Your assignment: Pull each line holding the word "JSON" from the data.

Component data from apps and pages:
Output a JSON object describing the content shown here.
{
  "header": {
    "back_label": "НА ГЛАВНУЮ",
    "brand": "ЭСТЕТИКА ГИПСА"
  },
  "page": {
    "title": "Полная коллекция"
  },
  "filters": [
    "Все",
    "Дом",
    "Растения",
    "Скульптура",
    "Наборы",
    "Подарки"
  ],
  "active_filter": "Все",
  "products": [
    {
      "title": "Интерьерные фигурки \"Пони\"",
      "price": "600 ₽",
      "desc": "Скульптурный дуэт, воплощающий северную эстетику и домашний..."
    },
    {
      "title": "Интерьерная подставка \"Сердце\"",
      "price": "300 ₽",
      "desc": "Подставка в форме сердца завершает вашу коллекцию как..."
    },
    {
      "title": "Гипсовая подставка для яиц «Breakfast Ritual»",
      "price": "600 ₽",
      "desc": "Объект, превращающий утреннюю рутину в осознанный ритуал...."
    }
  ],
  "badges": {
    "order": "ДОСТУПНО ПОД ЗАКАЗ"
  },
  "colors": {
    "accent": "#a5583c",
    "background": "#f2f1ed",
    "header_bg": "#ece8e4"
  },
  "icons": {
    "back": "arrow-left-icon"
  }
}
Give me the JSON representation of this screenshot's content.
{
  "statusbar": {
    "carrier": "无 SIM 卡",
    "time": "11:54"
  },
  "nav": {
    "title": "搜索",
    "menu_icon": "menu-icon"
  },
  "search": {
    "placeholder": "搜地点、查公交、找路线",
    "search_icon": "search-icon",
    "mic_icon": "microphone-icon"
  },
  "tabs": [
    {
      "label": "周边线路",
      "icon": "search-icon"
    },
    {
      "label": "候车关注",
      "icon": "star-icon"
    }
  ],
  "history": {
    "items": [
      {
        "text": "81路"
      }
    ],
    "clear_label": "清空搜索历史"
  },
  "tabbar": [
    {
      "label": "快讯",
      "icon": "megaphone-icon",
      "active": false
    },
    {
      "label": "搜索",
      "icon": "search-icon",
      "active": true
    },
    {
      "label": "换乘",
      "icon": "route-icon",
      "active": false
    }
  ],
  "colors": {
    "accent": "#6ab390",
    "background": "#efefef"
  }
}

Answer box:
Output a JSON object describing the content shown here.
Give me the JSON representation of this screenshot's content.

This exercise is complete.